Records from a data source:
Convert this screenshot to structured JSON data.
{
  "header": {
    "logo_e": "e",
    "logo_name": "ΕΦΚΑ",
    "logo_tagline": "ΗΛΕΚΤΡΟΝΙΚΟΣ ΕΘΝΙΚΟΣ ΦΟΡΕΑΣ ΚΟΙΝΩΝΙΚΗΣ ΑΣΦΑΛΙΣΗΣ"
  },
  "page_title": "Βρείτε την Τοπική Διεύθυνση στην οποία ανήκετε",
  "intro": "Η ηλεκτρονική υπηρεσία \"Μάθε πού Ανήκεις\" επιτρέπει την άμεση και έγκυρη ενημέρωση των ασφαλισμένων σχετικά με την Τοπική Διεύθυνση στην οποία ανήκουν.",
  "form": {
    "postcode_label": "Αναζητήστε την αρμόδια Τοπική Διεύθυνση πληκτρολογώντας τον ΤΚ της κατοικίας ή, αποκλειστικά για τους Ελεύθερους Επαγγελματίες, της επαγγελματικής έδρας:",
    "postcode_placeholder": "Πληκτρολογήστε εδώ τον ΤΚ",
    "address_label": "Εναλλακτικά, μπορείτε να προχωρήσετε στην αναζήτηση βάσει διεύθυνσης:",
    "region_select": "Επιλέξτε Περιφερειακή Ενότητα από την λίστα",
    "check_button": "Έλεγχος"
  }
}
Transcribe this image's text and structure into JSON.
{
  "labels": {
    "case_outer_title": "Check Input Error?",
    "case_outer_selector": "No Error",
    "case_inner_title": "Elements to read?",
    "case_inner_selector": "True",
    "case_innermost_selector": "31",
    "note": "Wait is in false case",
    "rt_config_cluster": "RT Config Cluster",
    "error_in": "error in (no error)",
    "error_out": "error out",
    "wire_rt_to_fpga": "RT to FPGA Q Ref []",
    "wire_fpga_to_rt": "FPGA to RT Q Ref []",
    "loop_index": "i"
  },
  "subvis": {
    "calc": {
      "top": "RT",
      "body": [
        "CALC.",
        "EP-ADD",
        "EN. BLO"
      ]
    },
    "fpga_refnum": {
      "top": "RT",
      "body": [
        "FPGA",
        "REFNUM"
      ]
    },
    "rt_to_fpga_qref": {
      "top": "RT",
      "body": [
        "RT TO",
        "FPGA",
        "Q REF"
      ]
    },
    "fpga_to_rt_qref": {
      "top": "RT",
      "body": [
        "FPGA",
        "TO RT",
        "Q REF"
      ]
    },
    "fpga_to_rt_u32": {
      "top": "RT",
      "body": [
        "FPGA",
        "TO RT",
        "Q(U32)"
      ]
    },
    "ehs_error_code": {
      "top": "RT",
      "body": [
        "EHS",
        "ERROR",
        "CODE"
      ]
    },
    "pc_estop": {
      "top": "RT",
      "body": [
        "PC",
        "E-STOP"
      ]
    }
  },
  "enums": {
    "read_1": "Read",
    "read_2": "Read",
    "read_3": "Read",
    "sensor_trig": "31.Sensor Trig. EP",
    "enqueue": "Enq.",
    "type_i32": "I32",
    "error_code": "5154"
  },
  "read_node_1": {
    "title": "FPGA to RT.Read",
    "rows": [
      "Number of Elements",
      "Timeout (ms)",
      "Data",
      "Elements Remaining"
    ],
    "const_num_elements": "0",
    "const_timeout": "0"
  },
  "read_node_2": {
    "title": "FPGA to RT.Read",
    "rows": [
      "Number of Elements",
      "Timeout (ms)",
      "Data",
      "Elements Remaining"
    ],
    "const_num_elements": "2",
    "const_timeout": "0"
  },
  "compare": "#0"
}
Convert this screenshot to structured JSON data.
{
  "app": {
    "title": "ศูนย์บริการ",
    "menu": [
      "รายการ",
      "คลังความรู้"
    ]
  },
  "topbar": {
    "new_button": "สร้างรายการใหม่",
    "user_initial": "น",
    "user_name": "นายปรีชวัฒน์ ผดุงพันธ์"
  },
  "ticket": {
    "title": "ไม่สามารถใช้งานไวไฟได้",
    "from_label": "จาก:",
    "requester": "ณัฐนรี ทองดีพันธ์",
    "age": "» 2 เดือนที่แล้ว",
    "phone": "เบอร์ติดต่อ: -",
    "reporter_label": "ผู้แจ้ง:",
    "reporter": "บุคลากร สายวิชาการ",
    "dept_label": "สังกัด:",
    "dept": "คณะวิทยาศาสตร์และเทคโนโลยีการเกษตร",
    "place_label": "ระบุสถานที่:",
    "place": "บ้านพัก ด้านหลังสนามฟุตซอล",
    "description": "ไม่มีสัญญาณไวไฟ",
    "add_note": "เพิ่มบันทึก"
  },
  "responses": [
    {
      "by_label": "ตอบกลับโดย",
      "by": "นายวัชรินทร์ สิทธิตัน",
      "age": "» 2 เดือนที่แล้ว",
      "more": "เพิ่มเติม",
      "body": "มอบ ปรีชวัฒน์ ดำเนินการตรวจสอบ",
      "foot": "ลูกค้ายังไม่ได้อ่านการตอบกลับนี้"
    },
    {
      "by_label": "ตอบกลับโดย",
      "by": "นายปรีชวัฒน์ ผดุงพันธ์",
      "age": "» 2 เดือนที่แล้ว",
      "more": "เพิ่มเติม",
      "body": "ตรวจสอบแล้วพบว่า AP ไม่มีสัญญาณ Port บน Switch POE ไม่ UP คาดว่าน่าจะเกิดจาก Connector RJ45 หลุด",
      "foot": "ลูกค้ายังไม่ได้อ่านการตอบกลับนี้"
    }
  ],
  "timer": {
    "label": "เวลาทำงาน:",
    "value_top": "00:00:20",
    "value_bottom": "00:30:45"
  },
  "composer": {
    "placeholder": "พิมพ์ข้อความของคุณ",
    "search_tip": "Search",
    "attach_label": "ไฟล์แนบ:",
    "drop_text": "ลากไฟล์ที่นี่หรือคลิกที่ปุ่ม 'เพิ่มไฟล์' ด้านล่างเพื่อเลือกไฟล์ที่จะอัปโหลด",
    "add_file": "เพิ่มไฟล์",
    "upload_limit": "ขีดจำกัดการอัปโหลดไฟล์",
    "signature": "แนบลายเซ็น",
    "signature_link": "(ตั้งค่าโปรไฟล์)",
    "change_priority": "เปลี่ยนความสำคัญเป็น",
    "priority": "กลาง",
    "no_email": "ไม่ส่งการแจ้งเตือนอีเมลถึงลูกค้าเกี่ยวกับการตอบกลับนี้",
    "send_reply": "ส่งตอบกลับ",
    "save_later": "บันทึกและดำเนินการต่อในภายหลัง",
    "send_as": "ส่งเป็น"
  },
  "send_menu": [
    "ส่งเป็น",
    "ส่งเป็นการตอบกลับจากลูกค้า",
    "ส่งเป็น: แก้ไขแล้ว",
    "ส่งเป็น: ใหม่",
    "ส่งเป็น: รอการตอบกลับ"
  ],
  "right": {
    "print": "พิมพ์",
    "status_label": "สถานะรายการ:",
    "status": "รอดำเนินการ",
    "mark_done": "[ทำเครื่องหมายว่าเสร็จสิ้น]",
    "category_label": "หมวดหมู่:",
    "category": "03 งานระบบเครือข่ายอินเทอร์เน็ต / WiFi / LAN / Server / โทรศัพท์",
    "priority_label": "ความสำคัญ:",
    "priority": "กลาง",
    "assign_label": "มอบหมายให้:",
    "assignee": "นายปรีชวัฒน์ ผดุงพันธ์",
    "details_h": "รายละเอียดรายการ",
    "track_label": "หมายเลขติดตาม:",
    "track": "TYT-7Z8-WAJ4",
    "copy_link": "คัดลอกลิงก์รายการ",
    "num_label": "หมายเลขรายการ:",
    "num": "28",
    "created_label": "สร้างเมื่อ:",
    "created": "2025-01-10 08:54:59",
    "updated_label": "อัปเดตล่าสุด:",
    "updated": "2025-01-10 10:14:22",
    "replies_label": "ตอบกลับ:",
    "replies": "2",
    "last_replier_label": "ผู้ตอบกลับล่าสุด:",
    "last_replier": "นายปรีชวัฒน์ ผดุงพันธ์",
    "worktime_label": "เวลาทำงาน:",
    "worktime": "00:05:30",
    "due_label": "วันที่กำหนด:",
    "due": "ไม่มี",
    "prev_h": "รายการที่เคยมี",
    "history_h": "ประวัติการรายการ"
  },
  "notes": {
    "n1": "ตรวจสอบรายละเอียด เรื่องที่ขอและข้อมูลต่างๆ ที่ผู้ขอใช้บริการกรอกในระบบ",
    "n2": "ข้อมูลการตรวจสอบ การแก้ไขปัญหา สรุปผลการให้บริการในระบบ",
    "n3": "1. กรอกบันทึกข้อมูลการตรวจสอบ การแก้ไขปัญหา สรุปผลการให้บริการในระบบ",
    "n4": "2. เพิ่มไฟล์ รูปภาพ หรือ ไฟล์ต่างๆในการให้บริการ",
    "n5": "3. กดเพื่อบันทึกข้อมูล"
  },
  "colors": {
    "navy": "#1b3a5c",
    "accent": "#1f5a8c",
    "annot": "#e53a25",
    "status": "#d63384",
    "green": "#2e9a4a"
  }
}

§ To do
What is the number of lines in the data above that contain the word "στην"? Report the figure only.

§ Answer space
3